§ **TASK DETAILS**
All of the entries need to be printed again exactly; pictures are the only thing to omit.

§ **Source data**
━━━━━━━━━━

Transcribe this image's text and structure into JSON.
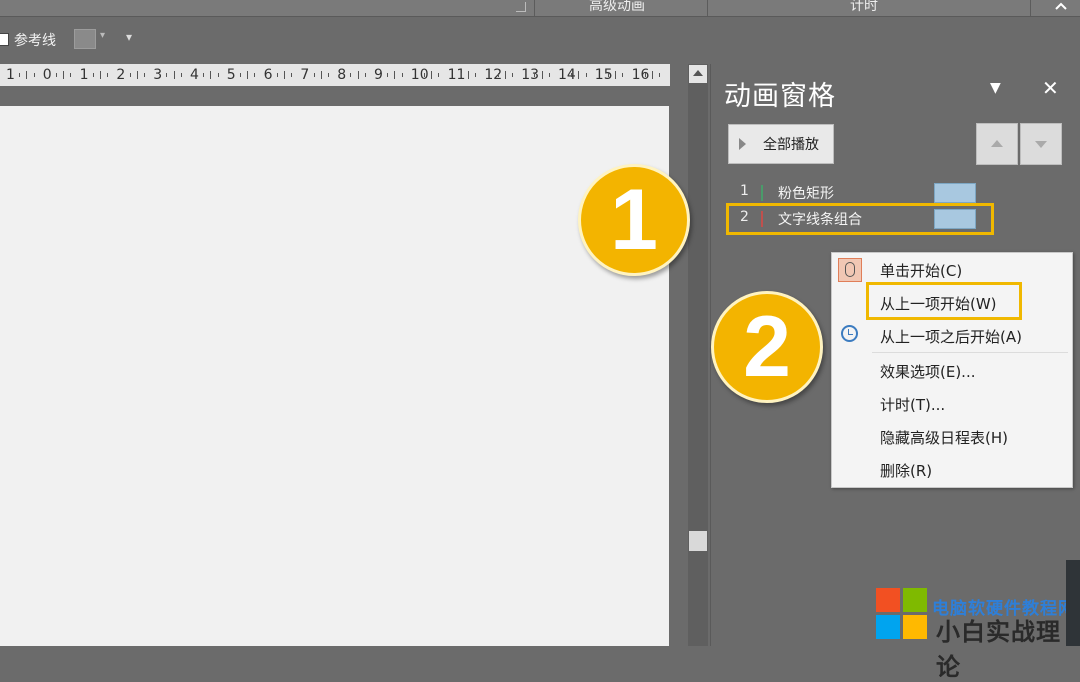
{
  "ribbon": {
    "groups": [
      {
        "label": "高级动画"
      },
      {
        "label": "计时"
      }
    ],
    "collapse_icon": "chevron-up-icon"
  },
  "toolbar": {
    "guides_checkbox_label": "参考线",
    "guides_checked": false
  },
  "ruler": {
    "ticks": [
      "1",
      "0",
      "1",
      "2",
      "3",
      "4",
      "5",
      "6",
      "7",
      "8",
      "9",
      "10",
      "11",
      "12",
      "13",
      "14",
      "15",
      "16"
    ]
  },
  "animation_pane": {
    "title": "动画窗格",
    "play_all_label": "全部播放",
    "items": [
      {
        "index": "1",
        "name": "粉色矩形"
      },
      {
        "index": "2",
        "name": "文字线条组合"
      }
    ]
  },
  "context_menu": {
    "items": [
      {
        "label": "单击开始(C)",
        "icon": "mouse-click-icon"
      },
      {
        "label": "从上一项开始(W)",
        "icon": ""
      },
      {
        "label": "从上一项之后开始(A)",
        "icon": "clock-icon"
      },
      {
        "label": "效果选项(E)...",
        "icon": ""
      },
      {
        "label": "计时(T)...",
        "icon": ""
      },
      {
        "label": "隐藏高级日程表(H)",
        "icon": ""
      },
      {
        "label": "删除(R)",
        "icon": ""
      }
    ]
  },
  "callouts": [
    "1",
    "2"
  ],
  "watermark": {
    "line1": "电脑软硬件教程网",
    "line2": "小白实战理论"
  },
  "colors": {
    "accent_highlight": "#f0b800",
    "callout_fill": "#f3b400",
    "pane_bg": "#6b6b6b",
    "menu_bg": "#f4f4f4",
    "timeline_bar": "#a8c8e0"
  }
}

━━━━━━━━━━

§ **RESPONSE BELOW**
Transcribe this image's text and structure into JSON.
{
  "ribbon": {
    "groups": [
      {
        "label": "高级动画"
      },
      {
        "label": "计时"
      }
    ],
    "collapse_icon": "chevron-up-icon"
  },
  "toolbar": {
    "guides_checkbox_label": "参考线",
    "guides_checked": false
  },
  "ruler": {
    "ticks": [
      "1",
      "0",
      "1",
      "2",
      "3",
      "4",
      "5",
      "6",
      "7",
      "8",
      "9",
      "10",
      "11",
      "12",
      "13",
      "14",
      "15",
      "16"
    ]
  },
  "animation_pane": {
    "title": "动画窗格",
    "play_all_label": "全部播放",
    "items": [
      {
        "index": "1",
        "name": "粉色矩形"
      },
      {
        "index": "2",
        "name": "文字线条组合"
      }
    ]
  },
  "context_menu": {
    "items": [
      {
        "label": "单击开始(C)",
        "icon": "mouse-click-icon"
      },
      {
        "label": "从上一项开始(W)",
        "icon": ""
      },
      {
        "label": "从上一项之后开始(A)",
        "icon": "clock-icon"
      },
      {
        "label": "效果选项(E)...",
        "icon": ""
      },
      {
        "label": "计时(T)...",
        "icon": ""
      },
      {
        "label": "隐藏高级日程表(H)",
        "icon": ""
      },
      {
        "label": "删除(R)",
        "icon": ""
      }
    ]
  },
  "callouts": [
    "1",
    "2"
  ],
  "watermark": {
    "line1": "电脑软硬件教程网",
    "line2": "小白实战理论"
  },
  "colors": {
    "accent_highlight": "#f0b800",
    "callout_fill": "#f3b400",
    "pane_bg": "#6b6b6b",
    "menu_bg": "#f4f4f4",
    "timeline_bar": "#a8c8e0"
  }
}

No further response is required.